» **YOUR TASK**:
Copy out, from the data below, each line in which the word "Study" occurs.

» **DATASET RECORDS**:

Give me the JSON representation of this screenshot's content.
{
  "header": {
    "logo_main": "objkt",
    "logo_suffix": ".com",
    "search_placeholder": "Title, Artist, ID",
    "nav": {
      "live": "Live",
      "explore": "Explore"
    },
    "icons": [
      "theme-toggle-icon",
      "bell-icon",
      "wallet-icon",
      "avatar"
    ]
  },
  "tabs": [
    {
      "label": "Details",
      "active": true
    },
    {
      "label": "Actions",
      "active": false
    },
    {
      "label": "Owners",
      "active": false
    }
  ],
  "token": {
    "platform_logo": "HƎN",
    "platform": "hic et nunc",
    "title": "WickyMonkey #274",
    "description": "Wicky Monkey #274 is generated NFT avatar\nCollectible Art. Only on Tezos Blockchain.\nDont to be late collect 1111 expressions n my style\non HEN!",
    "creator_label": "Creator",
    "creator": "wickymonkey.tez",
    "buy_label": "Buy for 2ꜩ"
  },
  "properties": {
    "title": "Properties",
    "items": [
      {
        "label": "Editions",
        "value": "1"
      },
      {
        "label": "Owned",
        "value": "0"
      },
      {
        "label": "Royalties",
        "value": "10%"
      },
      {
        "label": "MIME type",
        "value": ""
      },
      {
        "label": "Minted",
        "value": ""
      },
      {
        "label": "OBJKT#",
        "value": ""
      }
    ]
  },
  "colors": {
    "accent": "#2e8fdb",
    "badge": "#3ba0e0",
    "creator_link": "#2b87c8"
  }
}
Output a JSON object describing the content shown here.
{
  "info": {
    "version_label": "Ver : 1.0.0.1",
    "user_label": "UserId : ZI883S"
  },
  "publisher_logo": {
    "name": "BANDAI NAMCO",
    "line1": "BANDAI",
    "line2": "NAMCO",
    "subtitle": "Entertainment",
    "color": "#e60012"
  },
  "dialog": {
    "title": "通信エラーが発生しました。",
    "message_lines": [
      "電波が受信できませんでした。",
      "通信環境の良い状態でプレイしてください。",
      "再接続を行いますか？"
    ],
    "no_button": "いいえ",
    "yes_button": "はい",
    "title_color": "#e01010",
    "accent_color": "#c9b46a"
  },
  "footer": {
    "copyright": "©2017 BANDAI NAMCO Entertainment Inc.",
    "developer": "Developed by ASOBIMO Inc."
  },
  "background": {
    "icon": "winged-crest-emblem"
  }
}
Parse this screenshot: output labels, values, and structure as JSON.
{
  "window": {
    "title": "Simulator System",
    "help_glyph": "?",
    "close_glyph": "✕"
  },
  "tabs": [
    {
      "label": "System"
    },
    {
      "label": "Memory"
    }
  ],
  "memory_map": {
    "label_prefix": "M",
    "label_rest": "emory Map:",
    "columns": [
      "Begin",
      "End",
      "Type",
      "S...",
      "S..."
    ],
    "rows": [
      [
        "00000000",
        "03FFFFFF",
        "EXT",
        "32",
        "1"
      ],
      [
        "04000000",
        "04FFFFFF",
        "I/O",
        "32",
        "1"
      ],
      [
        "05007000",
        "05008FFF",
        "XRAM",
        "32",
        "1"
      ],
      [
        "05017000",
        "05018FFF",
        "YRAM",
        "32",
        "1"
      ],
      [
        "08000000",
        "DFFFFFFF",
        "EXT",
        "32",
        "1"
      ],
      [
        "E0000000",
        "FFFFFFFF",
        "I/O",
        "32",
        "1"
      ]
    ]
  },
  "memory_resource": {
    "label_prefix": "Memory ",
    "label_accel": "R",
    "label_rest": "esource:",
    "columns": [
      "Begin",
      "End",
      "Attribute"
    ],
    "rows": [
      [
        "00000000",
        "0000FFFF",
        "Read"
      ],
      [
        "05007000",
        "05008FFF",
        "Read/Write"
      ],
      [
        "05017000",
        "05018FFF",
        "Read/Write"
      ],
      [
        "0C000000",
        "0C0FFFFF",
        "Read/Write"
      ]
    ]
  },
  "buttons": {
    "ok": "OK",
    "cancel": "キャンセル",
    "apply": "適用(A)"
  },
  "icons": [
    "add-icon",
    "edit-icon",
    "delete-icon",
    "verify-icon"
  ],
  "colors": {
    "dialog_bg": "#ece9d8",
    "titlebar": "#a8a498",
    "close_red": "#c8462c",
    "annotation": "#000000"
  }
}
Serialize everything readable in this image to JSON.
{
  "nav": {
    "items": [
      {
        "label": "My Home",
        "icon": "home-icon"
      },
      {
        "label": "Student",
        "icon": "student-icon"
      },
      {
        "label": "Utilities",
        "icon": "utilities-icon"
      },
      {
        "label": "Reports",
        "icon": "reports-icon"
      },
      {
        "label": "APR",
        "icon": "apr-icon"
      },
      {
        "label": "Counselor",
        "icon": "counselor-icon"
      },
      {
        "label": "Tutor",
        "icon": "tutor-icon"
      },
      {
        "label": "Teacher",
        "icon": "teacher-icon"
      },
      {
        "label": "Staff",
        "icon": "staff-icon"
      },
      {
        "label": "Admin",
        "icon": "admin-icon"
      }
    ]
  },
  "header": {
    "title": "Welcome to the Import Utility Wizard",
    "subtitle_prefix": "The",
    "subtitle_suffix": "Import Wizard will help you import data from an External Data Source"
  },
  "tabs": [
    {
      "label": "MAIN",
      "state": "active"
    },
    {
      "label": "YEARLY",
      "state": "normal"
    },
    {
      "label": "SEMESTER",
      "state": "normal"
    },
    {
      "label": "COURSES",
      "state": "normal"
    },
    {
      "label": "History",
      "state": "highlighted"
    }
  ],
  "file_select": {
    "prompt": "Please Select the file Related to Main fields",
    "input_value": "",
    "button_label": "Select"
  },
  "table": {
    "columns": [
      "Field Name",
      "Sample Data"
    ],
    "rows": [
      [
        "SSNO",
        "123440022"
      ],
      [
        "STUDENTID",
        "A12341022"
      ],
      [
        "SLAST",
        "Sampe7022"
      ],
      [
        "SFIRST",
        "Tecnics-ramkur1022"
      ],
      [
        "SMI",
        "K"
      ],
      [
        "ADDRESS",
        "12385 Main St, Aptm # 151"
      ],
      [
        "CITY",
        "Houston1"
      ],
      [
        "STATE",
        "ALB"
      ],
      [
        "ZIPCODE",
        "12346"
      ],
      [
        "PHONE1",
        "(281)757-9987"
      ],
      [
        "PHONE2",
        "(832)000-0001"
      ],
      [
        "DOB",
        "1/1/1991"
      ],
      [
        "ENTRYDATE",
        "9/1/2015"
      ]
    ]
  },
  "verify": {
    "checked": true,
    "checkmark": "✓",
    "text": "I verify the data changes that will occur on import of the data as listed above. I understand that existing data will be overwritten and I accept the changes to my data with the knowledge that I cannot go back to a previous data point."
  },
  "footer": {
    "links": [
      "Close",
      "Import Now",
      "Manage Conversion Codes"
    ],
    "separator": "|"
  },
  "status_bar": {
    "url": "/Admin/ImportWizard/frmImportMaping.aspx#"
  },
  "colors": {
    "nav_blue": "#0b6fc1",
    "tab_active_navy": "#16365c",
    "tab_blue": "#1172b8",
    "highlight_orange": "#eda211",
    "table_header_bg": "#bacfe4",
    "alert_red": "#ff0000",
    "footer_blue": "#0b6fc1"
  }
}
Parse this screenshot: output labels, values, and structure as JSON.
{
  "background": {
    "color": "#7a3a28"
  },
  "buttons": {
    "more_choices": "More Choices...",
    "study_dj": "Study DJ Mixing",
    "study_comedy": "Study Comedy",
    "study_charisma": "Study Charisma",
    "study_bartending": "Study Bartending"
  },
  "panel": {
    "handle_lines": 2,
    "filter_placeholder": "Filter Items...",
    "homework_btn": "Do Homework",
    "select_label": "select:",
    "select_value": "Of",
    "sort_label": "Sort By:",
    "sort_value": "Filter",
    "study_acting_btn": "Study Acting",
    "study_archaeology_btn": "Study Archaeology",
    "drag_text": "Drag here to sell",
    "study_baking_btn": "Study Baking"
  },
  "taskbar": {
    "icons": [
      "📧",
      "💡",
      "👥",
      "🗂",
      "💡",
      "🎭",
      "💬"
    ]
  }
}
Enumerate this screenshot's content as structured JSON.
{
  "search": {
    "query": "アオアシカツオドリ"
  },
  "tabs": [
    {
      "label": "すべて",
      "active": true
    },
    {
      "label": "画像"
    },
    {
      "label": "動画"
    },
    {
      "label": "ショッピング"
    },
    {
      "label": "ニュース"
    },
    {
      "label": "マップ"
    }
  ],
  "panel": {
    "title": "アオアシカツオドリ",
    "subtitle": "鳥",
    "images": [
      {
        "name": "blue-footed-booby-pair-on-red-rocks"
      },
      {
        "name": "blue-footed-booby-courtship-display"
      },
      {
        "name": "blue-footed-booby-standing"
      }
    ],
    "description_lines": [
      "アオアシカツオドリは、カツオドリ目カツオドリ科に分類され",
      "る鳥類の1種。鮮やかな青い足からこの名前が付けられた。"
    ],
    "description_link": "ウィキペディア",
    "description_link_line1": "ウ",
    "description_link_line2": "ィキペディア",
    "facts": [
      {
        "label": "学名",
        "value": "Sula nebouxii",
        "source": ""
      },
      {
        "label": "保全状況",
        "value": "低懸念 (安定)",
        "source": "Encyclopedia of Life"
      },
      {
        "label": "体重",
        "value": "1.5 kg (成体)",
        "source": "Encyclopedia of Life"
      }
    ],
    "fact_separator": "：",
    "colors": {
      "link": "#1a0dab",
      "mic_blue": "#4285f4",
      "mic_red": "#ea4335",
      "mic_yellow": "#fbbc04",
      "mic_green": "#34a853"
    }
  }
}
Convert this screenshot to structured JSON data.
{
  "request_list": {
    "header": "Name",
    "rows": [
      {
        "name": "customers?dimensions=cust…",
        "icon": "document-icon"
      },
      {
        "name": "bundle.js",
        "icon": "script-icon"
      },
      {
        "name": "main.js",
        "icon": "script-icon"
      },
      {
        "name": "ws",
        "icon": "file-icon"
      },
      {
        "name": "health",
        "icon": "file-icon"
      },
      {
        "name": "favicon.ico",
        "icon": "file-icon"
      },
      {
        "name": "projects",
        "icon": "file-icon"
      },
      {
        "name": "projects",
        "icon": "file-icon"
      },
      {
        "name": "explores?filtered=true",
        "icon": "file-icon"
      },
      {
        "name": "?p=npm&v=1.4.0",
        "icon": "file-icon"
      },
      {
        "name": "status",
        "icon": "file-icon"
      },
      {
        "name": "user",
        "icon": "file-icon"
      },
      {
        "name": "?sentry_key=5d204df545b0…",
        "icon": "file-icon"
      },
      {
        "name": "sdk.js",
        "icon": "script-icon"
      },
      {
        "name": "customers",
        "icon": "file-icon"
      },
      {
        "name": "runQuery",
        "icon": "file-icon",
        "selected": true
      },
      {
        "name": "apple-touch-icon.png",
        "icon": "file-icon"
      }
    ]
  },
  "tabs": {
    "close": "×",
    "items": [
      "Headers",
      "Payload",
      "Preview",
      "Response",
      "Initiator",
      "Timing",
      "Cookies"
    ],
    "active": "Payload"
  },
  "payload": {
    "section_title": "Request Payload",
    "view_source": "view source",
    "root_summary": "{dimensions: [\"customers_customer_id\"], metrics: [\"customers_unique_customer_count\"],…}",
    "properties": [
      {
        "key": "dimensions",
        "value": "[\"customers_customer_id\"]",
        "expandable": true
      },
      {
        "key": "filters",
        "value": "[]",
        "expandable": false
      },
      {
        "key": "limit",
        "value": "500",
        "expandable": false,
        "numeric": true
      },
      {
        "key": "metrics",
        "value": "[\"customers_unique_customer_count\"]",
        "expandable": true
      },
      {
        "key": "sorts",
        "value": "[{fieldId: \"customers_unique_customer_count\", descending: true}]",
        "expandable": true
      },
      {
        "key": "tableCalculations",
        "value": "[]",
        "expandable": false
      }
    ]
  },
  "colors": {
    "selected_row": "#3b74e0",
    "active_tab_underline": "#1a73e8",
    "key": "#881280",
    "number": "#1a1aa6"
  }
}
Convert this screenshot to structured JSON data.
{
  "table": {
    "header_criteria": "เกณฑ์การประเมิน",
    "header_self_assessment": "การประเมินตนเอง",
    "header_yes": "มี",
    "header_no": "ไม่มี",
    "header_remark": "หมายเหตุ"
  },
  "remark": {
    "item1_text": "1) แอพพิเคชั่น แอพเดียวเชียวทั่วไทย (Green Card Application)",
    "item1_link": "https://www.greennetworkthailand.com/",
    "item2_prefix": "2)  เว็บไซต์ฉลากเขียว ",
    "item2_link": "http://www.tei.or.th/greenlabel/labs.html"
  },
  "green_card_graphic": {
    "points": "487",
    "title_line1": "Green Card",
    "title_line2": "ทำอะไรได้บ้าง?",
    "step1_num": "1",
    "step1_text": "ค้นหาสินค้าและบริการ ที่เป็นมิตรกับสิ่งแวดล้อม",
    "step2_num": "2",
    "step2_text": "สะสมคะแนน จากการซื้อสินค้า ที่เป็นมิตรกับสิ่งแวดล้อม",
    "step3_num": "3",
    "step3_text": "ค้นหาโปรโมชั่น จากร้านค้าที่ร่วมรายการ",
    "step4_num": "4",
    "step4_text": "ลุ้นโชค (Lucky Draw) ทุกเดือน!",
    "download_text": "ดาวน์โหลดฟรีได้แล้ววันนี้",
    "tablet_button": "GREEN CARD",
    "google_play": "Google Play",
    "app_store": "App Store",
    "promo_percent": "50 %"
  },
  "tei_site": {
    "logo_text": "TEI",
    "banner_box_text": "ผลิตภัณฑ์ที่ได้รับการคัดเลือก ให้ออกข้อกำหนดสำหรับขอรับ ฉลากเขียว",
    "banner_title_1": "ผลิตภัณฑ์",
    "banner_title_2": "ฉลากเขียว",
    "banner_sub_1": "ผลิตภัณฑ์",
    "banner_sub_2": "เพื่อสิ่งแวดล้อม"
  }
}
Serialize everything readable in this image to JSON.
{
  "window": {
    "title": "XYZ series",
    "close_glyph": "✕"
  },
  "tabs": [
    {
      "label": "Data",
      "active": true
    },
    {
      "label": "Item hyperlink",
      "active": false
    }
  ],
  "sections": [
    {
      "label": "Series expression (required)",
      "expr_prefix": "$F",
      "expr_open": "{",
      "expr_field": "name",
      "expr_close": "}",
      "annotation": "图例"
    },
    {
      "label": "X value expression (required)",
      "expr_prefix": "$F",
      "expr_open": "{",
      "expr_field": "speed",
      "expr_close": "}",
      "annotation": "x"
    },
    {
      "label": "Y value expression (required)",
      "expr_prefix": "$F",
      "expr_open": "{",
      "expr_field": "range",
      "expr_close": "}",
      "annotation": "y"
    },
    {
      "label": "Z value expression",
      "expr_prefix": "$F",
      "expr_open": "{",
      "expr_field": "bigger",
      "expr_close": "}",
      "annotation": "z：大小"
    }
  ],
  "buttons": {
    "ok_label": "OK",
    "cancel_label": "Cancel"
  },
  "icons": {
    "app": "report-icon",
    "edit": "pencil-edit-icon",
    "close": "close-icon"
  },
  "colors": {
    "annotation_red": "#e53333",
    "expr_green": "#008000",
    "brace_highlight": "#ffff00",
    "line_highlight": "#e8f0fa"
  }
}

» **REPLY TO THE EXERCISE**:
    "study_dj": "Study DJ Mixing",
    "study_comedy": "Study Comedy",
    "study_charisma": "Study Charisma",
    "study_bartending": "Study Bartending"
    "study_acting_btn": "Study Acting",
    "study_archaeology_btn": "Study Archaeology",
    "study_baking_btn": "Study Baking"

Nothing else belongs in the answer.